## Task brief
Restate, word for word, every line of the data.

Records from a collection
◇ ◇ ◇ ◇ ◇ ◇ ◇

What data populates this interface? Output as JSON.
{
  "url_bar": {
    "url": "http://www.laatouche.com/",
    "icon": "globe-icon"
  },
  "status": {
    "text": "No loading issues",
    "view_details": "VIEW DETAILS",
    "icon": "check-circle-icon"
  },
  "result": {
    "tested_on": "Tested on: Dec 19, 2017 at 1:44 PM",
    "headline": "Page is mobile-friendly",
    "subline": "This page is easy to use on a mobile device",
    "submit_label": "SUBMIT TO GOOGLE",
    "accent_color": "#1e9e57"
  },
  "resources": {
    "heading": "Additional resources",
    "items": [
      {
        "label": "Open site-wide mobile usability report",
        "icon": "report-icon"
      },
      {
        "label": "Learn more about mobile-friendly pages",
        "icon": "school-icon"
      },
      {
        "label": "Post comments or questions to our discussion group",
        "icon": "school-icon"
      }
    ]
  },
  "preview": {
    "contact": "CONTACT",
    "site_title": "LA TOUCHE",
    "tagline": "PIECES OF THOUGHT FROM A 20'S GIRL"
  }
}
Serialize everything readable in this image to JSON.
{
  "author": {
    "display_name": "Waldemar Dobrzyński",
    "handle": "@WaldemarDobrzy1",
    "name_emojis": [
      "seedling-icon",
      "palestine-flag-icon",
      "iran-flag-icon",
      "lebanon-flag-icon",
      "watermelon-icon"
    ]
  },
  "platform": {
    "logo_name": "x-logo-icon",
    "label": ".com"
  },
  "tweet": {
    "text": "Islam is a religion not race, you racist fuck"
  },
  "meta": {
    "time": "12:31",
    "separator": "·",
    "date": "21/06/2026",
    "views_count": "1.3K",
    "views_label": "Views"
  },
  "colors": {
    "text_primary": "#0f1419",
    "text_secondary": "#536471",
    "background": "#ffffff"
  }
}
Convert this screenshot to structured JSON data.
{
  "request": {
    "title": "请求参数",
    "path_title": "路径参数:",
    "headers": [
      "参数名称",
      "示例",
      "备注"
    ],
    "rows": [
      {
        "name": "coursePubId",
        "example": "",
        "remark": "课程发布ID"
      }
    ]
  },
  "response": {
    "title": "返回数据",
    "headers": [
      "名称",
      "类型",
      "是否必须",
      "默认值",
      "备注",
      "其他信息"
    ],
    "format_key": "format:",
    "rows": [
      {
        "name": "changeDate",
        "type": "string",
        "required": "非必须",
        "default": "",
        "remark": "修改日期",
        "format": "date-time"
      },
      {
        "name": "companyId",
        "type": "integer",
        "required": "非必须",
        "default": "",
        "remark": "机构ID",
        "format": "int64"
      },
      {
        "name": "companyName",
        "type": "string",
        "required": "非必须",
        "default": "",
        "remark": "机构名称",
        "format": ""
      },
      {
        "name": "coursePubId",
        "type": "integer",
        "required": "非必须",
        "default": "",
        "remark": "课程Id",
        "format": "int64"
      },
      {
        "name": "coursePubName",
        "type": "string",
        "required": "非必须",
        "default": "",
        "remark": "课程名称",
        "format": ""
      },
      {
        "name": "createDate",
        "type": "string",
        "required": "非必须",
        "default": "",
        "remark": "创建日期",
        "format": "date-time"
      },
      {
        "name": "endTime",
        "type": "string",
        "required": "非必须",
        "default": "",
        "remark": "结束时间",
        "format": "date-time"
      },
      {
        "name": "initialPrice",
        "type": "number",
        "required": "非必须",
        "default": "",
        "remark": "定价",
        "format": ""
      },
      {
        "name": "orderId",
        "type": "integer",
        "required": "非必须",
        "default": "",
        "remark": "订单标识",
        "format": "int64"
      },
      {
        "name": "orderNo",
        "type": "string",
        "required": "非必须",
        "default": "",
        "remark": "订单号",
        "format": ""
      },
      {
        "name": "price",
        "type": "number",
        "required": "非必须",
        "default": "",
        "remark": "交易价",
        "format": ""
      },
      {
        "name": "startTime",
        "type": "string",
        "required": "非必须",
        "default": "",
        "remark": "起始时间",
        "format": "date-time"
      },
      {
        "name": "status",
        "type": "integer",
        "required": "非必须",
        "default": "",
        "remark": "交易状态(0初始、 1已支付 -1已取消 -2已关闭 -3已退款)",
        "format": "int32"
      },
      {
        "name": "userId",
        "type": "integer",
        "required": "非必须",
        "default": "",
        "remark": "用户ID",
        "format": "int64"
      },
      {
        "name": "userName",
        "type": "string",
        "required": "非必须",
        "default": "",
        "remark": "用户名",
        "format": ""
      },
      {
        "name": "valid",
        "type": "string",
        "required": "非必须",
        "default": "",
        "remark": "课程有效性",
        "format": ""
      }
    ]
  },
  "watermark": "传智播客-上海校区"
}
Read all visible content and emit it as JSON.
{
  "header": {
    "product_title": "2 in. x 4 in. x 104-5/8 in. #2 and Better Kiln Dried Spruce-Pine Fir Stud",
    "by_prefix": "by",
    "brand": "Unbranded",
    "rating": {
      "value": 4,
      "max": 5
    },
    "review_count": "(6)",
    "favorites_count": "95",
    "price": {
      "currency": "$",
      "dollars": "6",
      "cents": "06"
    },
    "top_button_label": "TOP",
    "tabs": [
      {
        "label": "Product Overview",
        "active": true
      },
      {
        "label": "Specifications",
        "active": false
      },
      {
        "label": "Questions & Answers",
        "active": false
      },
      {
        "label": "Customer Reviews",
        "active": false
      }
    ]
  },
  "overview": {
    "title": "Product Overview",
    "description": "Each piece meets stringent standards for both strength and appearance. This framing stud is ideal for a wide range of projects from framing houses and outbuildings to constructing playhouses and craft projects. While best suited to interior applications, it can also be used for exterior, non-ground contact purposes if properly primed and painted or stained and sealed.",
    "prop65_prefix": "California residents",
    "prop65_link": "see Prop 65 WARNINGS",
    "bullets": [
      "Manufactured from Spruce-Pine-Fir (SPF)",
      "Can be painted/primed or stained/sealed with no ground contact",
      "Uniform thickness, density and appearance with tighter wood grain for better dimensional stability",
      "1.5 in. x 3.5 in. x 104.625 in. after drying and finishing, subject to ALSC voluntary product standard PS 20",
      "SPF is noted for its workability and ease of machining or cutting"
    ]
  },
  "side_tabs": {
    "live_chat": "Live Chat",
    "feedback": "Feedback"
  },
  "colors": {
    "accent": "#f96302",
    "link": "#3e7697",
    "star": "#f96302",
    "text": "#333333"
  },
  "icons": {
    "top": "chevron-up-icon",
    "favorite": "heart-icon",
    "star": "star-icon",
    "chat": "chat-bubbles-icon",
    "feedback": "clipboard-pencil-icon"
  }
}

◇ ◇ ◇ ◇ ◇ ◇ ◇

## Result
What data populates this interface? Output as JSON.
{
  "url_bar": {
    "url": "http://www.laatouche.com/",
    "icon": "globe-icon"
  },
  "status": {
    "text": "No loading issues",
    "view_details": "VIEW DETAILS",
    "icon": "check-circle-icon"
  },
  "result": {
    "tested_on": "Tested on: Dec 19, 2017 at 1:44 PM",
    "headline": "Page is mobile-friendly",
    "subline": "This page is easy to use on a mobile device",
    "submit_label": "SUBMIT TO GOOGLE",
    "accent_color": "#1e9e57"
  },
  "resources": {
    "heading": "Additional resources",
    "items": [
      {
        "label": "Open site-wide mobile usability report",
        "icon": "report-icon"
      },
      {
        "label": "Learn more about mobile-friendly pages",
        "icon": "school-icon"
      },
      {
        "label": "Post comments or questions to our discussion group",
        "icon": "school-icon"
      }
    ]
  },
  "preview": {
    "contact": "CONTACT",
    "site_title": "LA TOUCHE",
    "tagline": "PIECES OF THOUGHT FROM A 20'S GIRL"
  }
}
Serialize everything readable in this image to JSON.
{
  "author": {
    "display_name": "Waldemar Dobrzyński",
    "handle": "@WaldemarDobrzy1",
    "name_emojis": [
      "seedling-icon",
      "palestine-flag-icon",
      "iran-flag-icon",
      "lebanon-flag-icon",
      "watermelon-icon"
    ]
  },
  "platform": {
    "logo_name": "x-logo-icon",
    "label": ".com"
  },
  "tweet": {
    "text": "Islam is a religion not race, you racist fuck"
  },
  "meta": {
    "time": "12:31",
    "separator": "·",
    "date": "21/06/2026",
    "views_count": "1.3K",
    "views_label": "Views"
  },
  "colors": {
    "text_primary": "#0f1419",
    "text_secondary": "#536471",
    "background": "#ffffff"
  }
}
Convert this screenshot to structured JSON data.
{
  "request": {
    "title": "请求参数",
    "path_title": "路径参数:",
    "headers": [
      "参数名称",
      "示例",
      "备注"
    ],
    "rows": [
      {
        "name": "coursePubId",
        "example": "",
        "remark": "课程发布ID"
      }
    ]
  },
  "response": {
    "title": "返回数据",
    "headers": [
      "名称",
      "类型",
      "是否必须",
      "默认值",
      "备注",
      "其他信息"
    ],
    "format_key": "format:",
    "rows": [
      {
        "name": "changeDate",
        "type": "string",
        "required": "非必须",
        "default": "",
        "remark": "修改日期",
        "format": "date-time"
      },
      {
        "name": "companyId",
        "type": "integer",
        "required": "非必须",
        "default": "",
        "remark": "机构ID",
        "format": "int64"
      },
      {
        "name": "companyName",
        "type": "string",
        "required": "非必须",
        "default": "",
        "remark": "机构名称",
        "format": ""
      },
      {
        "name": "coursePubId",
        "type": "integer",
        "required": "非必须",
        "default": "",
        "remark": "课程Id",
        "format": "int64"
      },
      {
        "name": "coursePubName",
        "type": "string",
        "required": "非必须",
        "default": "",
        "remark": "课程名称",
        "format": ""
      },
      {
        "name": "createDate",
        "type": "string",
        "required": "非必须",
        "default": "",
        "remark": "创建日期",
        "format": "date-time"
      },
      {
        "name": "endTime",
        "type": "string",
        "required": "非必须",
        "default": "",
        "remark": "结束时间",
        "format": "date-time"
      },
      {
        "name": "initialPrice",
        "type": "number",
        "required": "非必须",
        "default": "",
        "remark": "定价",
        "format": ""
      },
      {
        "name": "orderId",
        "type": "integer",
        "required": "非必须",
        "default": "",
        "remark": "订单标识",
        "format": "int64"
      },
      {
        "name": "orderNo",
        "type": "string",
        "required": "非必须",
        "default": "",
        "remark": "订单号",
        "format": ""
      },
      {
        "name": "price",
        "type": "number",
        "required": "非必须",
        "default": "",
        "remark": "交易价",
        "format": ""
      },
      {
        "name": "startTime",
        "type": "string",
        "required": "非必须",
        "default": "",
        "remark": "起始时间",
        "format": "date-time"
      },
      {
        "name": "status",
        "type": "integer",
        "required": "非必须",
        "default": "",
        "remark": "交易状态(0初始、 1已支付 -1已取消 -2已关闭 -3已退款)",
        "format": "int32"
      },
      {
        "name": "userId",
        "type": "integer",
        "required": "非必须",
        "default": "",
        "remark": "用户ID",
        "format": "int64"
      },
      {
        "name": "userName",
        "type": "string",
        "required": "非必须",
        "default": "",
        "remark": "用户名",
        "format": ""
      },
      {
        "name": "valid",
        "type": "string",
        "required": "非必须",
        "default": "",
        "remark": "课程有效性",
        "format": ""
      }
    ]
  },
  "watermark": "传智播客-上海校区"
}
Read all visible content and emit it as JSON.
{
  "header": {
    "product_title": "2 in. x 4 in. x 104-5/8 in. #2 and Better Kiln Dried Spruce-Pine Fir Stud",
    "by_prefix": "by",
    "brand": "Unbranded",
    "rating": {
      "value": 4,
      "max": 5
    },
    "review_count": "(6)",
    "favorites_count": "95",
    "price": {
      "currency": "$",
      "dollars": "6",
      "cents": "06"
    },
    "top_button_label": "TOP",
    "tabs": [
      {
        "label": "Product Overview",
        "active": true
      },
      {
        "label": "Specifications",
        "active": false
      },
      {
        "label": "Questions & Answers",
        "active": false
      },
      {
        "label": "Customer Reviews",
        "active": false
      }
    ]
  },
  "overview": {
    "title": "Product Overview",
    "description": "Each piece meets stringent standards for both strength and appearance. This framing stud is ideal for a wide range of projects from framing houses and outbuildings to constructing playhouses and craft projects. While best suited to interior applications, it can also be used for exterior, non-ground contact purposes if properly primed and painted or stained and sealed.",
    "prop65_prefix": "California residents",
    "prop65_link": "see Prop 65 WARNINGS",
    "bullets": [
      "Manufactured from Spruce-Pine-Fir (SPF)",
      "Can be painted/primed or stained/sealed with no ground contact",
      "Uniform thickness, density and appearance with tighter wood grain for better dimensional stability",
      "1.5 in. x 3.5 in. x 104.625 in. after drying and finishing, subject to ALSC voluntary product standard PS 20",
      "SPF is noted for its workability and ease of machining or cutting"
    ]
  },
  "side_tabs": {
    "live_chat": "Live Chat",
    "feedback": "Feedback"
  },
  "colors": {
    "accent": "#f96302",
    "link": "#3e7697",
    "star": "#f96302",
    "text": "#333333"
  },
  "icons": {
    "top": "chevron-up-icon",
    "favorite": "heart-icon",
    "star": "star-icon",
    "chat": "chat-bubbles-icon",
    "feedback": "clipboard-pencil-icon"
  }
}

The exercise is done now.